■ **WHAT THE TASK ASKS**: Work out how many lines of the records contain "text". Answer with the number and nothing else.

■ **RECORDS SHOWN**:
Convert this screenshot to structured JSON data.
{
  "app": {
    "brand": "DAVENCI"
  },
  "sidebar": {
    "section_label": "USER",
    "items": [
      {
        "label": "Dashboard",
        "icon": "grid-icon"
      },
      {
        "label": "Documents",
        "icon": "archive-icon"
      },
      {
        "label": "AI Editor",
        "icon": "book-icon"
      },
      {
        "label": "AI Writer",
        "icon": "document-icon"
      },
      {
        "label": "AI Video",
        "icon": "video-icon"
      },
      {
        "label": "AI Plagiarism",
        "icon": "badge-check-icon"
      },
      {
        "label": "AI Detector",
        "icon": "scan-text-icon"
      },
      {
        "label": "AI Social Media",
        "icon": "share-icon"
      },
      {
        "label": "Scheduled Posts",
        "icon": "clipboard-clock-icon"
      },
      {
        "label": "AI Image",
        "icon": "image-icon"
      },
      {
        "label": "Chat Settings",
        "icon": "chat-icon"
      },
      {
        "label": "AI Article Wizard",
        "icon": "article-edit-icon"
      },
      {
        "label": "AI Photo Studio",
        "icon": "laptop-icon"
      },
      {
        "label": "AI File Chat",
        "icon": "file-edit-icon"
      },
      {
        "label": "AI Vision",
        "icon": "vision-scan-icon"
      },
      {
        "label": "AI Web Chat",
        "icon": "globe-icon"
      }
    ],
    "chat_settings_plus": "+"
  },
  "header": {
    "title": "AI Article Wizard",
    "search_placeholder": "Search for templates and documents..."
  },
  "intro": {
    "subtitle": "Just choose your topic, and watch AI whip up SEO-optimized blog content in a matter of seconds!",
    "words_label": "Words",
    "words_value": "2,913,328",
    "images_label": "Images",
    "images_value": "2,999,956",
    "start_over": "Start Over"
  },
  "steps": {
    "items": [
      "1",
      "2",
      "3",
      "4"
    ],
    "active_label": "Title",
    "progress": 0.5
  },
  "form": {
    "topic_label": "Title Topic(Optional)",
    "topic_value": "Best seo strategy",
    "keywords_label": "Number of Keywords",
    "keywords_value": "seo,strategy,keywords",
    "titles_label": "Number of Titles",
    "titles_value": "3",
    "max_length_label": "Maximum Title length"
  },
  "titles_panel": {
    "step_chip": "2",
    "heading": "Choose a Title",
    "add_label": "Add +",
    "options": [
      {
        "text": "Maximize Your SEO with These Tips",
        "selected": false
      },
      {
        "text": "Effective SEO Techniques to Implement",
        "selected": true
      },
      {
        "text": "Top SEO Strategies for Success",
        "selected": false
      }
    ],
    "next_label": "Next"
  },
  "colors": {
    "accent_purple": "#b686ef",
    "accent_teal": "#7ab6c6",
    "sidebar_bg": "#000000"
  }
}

■ **ANSWER TO THE EXERCISE**: 4